### EXERCISE INSTRUCTIONS
Copy the data below in full, exactly as it appears.

(Collected data)
────────────────────────────────────────
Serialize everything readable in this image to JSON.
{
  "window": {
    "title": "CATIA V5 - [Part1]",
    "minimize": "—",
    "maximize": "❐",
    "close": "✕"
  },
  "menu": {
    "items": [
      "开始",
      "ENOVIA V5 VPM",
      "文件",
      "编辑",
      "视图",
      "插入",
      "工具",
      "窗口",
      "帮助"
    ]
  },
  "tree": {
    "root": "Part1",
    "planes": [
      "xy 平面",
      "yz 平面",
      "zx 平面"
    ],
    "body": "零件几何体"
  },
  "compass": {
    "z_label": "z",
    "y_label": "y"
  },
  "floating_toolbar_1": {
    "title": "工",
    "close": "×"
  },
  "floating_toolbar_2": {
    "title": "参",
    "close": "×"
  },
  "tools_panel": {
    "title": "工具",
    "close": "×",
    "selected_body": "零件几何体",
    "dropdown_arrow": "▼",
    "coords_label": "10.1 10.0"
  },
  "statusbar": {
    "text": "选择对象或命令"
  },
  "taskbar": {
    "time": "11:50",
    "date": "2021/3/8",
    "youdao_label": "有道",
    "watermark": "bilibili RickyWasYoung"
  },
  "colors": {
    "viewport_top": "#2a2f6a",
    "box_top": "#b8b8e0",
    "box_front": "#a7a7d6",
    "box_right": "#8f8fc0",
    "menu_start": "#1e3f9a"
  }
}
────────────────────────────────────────
### THE COMPLETED TASK
Serialize everything readable in this image to JSON.
{
  "window": {
    "title": "CATIA V5 - [Part1]",
    "minimize": "—",
    "maximize": "❐",
    "close": "✕"
  },
  "menu": {
    "items": [
      "开始",
      "ENOVIA V5 VPM",
      "文件",
      "编辑",
      "视图",
      "插入",
      "工具",
      "窗口",
      "帮助"
    ]
  },
  "tree": {
    "root": "Part1",
    "planes": [
      "xy 平面",
      "yz 平面",
      "zx 平面"
    ],
    "body": "零件几何体"
  },
  "compass": {
    "z_label": "z",
    "y_label": "y"
  },
  "floating_toolbar_1": {
    "title": "工",
    "close": "×"
  },
  "floating_toolbar_2": {
    "title": "参",
    "close": "×"
  },
  "tools_panel": {
    "title": "工具",
    "close": "×",
    "selected_body": "零件几何体",
    "dropdown_arrow": "▼",
    "coords_label": "10.1 10.0"
  },
  "statusbar": {
    "text": "选择对象或命令"
  },
  "taskbar": {
    "time": "11:50",
    "date": "2021/3/8",
    "youdao_label": "有道",
    "watermark": "bilibili RickyWasYoung"
  },
  "colors": {
    "viewport_top": "#2a2f6a",
    "box_top": "#b8b8e0",
    "box_front": "#a7a7d6",
    "box_right": "#8f8fc0",
    "menu_start": "#1e3f9a"
  }
}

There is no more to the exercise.